Say how many lines in the records contain the string "time", giving the number by itself.

------

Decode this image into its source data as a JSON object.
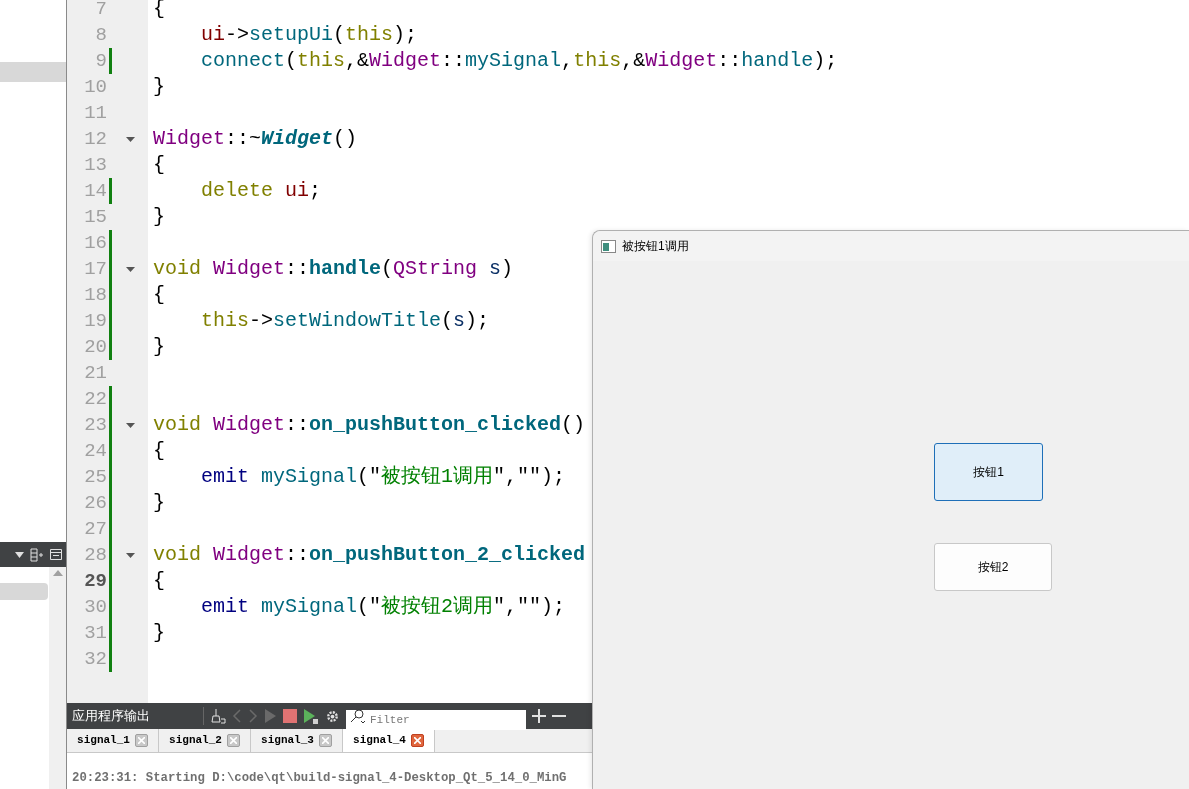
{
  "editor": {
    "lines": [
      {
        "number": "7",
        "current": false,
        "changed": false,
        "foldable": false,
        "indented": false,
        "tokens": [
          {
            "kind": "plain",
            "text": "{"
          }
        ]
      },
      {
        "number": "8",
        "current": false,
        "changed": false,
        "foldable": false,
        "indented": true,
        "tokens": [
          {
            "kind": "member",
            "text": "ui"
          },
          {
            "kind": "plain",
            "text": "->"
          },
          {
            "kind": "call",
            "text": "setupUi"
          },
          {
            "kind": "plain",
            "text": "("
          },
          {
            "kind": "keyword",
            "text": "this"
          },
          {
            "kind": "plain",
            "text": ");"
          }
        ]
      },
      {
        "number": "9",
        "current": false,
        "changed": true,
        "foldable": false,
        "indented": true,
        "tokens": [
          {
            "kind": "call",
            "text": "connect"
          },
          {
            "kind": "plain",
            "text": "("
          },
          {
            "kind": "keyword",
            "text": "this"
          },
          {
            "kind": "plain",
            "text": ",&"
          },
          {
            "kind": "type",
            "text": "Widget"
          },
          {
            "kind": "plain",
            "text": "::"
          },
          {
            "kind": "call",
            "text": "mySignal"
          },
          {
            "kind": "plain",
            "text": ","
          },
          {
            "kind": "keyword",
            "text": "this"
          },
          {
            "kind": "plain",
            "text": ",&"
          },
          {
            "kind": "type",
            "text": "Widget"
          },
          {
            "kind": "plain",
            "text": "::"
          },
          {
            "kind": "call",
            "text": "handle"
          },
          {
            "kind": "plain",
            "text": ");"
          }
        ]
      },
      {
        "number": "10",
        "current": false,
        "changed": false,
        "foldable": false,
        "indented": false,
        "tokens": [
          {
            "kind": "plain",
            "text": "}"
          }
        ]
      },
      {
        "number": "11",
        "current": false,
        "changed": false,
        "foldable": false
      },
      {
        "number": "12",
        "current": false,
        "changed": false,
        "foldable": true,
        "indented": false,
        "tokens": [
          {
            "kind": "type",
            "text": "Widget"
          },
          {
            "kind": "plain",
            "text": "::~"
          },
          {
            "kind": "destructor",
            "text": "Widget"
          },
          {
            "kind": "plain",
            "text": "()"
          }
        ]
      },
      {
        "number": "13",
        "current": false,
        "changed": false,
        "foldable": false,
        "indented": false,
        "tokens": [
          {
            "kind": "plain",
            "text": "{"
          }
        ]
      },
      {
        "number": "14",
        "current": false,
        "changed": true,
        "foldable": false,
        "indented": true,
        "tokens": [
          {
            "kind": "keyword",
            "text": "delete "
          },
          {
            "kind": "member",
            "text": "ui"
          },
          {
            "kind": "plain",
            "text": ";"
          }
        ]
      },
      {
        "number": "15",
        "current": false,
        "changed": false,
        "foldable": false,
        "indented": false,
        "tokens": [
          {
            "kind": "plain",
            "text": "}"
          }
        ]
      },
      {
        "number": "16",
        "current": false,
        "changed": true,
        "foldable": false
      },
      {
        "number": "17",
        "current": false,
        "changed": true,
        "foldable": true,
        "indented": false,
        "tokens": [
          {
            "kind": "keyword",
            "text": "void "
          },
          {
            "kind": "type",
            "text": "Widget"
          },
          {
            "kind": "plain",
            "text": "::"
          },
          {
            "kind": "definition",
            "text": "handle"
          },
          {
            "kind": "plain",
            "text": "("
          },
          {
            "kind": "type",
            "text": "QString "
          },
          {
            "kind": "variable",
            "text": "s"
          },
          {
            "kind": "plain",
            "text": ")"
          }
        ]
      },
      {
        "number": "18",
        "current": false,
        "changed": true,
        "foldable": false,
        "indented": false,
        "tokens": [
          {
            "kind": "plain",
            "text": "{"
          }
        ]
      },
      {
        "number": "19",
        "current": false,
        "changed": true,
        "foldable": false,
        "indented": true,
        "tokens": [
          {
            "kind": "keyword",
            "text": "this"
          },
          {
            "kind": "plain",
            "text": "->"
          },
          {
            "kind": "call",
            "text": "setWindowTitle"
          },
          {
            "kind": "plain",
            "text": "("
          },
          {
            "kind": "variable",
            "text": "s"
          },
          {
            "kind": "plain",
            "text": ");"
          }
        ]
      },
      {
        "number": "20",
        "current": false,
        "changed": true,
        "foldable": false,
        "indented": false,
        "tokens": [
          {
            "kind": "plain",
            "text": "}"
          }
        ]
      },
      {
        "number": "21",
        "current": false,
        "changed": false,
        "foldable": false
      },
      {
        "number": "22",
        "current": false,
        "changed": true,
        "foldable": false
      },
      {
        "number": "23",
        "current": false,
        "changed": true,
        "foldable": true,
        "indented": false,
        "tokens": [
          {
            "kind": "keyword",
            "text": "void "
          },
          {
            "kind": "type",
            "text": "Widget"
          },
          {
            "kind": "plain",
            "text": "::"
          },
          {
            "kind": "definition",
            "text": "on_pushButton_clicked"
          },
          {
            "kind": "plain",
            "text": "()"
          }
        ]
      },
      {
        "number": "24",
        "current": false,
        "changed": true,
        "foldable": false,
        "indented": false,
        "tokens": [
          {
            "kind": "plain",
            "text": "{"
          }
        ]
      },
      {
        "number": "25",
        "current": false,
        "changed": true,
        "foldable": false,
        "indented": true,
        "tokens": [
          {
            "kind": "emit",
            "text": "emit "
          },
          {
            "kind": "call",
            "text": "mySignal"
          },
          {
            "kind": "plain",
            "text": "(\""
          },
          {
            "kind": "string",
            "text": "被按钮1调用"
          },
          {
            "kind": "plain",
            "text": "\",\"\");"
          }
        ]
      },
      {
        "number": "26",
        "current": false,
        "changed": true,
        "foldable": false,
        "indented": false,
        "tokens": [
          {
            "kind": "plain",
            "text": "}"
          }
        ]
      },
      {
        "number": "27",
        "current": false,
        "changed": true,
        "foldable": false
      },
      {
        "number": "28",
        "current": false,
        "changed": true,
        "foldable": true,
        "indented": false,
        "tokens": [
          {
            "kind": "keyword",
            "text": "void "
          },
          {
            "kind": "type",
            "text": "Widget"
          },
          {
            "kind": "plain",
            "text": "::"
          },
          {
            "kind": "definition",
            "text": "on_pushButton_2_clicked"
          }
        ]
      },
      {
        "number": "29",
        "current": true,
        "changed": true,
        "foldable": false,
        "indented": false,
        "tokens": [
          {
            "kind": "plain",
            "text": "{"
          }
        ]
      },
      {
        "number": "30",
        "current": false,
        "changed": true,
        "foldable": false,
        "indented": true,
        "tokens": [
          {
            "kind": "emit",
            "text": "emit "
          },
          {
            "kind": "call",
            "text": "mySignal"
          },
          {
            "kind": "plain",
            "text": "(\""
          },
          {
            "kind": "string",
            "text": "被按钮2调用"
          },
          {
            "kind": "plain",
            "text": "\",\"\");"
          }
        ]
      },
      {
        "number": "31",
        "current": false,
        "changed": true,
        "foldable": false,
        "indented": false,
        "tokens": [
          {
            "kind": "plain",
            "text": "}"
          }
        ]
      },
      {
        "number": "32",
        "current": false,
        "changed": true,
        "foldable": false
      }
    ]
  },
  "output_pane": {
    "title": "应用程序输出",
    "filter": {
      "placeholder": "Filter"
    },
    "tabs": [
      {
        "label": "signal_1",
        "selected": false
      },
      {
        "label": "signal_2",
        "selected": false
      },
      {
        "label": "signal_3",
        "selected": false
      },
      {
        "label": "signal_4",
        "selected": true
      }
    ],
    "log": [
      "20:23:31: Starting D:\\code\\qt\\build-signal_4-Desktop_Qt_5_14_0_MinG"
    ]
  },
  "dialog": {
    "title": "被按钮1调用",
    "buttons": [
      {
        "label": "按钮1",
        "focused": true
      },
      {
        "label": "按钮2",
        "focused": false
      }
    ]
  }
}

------

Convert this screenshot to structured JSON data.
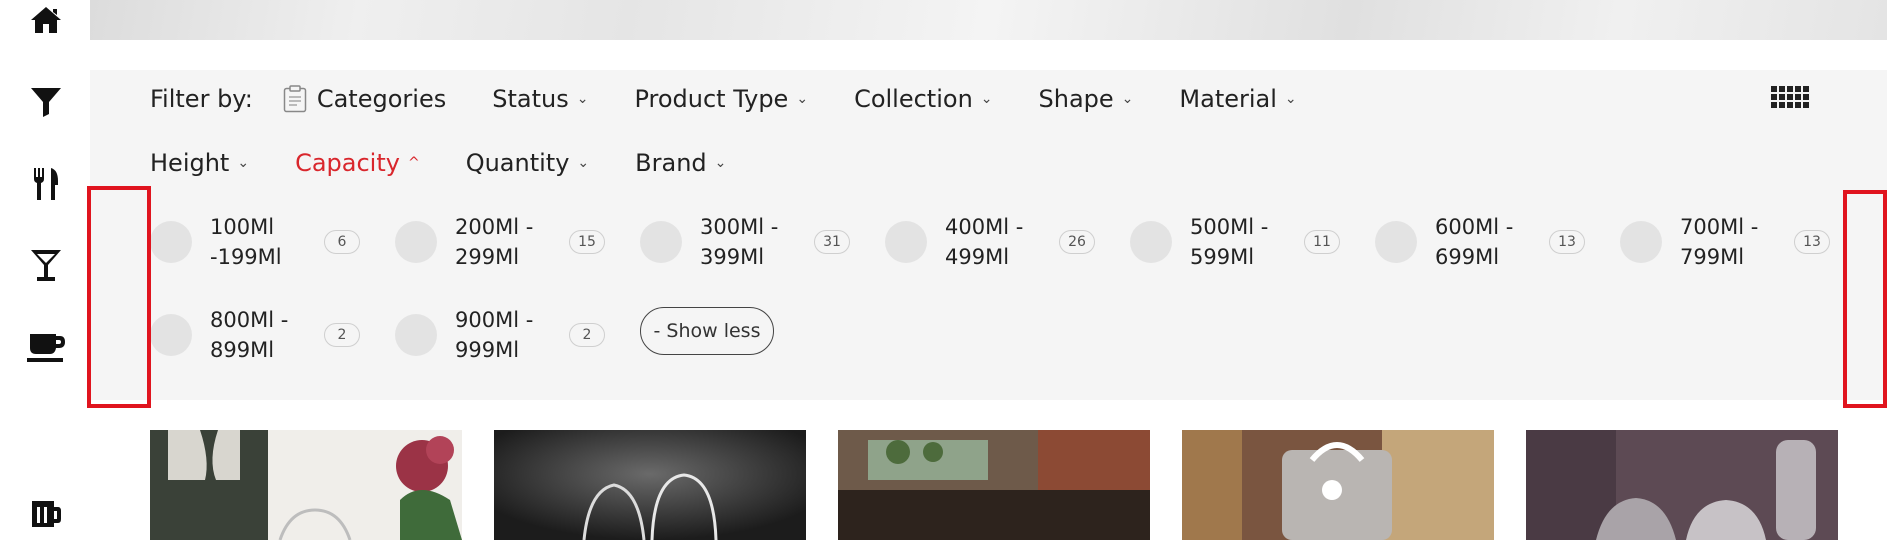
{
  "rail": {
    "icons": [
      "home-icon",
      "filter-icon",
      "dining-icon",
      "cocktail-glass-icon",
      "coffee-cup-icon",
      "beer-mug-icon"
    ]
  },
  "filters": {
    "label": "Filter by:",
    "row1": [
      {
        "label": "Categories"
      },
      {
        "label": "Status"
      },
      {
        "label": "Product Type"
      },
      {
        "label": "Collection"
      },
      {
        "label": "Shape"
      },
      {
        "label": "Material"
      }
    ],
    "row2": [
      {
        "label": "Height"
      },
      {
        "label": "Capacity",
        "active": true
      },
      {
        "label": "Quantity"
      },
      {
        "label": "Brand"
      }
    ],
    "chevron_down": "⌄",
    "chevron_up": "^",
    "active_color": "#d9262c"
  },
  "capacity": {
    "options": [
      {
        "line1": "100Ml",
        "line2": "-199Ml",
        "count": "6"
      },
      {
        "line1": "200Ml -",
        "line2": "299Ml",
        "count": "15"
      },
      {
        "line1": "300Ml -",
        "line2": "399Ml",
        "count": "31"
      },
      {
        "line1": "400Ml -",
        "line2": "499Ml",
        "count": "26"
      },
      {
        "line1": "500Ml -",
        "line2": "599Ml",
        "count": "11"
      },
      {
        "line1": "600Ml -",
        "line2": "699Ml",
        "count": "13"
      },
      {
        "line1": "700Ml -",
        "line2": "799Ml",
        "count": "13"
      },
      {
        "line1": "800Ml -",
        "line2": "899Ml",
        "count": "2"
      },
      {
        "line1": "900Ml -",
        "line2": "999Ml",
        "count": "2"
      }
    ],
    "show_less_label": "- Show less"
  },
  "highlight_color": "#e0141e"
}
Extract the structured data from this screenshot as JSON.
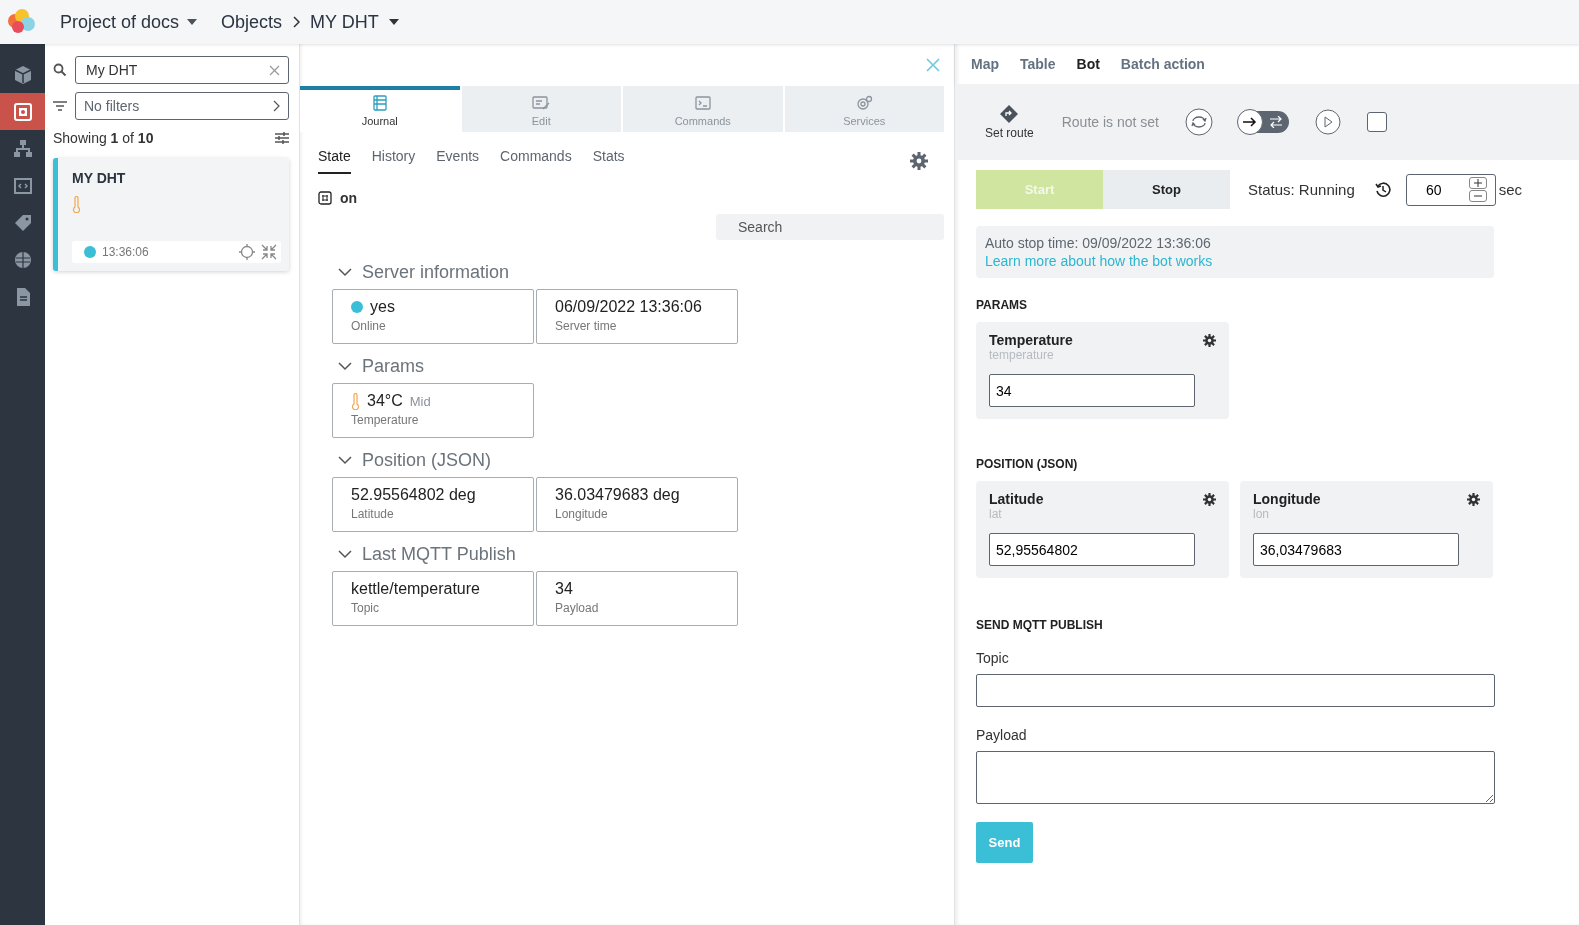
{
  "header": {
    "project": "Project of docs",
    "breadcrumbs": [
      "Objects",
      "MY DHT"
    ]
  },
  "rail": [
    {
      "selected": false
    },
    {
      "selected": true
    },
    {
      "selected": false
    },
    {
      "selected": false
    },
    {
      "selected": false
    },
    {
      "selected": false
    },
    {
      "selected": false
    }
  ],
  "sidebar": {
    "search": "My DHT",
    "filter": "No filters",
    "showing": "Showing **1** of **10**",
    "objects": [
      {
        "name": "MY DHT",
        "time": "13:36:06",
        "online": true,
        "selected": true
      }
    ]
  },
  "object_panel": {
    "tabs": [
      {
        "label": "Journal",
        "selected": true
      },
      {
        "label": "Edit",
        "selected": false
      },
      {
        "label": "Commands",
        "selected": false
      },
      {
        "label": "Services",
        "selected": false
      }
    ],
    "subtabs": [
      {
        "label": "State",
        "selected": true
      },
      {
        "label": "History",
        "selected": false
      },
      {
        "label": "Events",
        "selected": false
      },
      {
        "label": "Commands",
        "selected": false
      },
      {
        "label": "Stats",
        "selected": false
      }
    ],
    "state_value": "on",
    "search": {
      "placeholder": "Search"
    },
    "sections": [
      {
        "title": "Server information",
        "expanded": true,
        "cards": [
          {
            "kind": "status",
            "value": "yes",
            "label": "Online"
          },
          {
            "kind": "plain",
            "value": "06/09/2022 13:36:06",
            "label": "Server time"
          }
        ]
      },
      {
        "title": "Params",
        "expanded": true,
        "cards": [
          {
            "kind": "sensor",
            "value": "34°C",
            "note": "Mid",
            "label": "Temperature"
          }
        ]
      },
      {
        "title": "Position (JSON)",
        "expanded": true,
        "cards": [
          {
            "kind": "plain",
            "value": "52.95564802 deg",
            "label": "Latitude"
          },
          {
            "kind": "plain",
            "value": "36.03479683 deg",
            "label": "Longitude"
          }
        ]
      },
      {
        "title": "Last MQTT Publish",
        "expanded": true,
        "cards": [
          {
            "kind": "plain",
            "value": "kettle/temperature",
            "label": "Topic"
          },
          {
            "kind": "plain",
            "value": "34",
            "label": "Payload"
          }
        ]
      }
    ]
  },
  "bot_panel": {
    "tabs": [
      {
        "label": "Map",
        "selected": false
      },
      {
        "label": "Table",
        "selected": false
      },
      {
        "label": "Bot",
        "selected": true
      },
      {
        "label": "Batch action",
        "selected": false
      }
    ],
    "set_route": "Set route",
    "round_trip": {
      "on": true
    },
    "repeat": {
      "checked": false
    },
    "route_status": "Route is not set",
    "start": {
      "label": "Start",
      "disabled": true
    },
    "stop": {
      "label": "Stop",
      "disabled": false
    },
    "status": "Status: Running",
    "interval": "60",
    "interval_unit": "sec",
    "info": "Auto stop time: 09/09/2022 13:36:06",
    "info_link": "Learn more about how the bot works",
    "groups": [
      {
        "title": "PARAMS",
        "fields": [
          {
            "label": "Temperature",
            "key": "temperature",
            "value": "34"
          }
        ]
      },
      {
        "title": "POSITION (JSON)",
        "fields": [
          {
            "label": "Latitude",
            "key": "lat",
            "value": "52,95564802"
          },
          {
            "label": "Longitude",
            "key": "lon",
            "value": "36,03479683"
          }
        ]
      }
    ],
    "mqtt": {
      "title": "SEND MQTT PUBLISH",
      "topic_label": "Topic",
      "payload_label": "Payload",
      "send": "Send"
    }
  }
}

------

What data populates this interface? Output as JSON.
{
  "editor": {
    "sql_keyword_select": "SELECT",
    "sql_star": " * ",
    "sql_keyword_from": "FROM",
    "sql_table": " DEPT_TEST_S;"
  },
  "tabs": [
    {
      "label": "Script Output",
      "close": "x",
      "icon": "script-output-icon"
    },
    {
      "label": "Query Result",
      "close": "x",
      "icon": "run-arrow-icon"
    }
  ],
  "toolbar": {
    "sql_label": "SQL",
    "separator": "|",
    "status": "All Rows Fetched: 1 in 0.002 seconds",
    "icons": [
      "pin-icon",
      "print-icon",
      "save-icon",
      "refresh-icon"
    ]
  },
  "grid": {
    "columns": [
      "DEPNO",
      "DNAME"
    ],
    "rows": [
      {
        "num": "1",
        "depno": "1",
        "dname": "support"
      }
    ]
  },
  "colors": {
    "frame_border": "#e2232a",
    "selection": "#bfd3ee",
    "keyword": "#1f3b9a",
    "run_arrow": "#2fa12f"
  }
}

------

## RESPONSE
3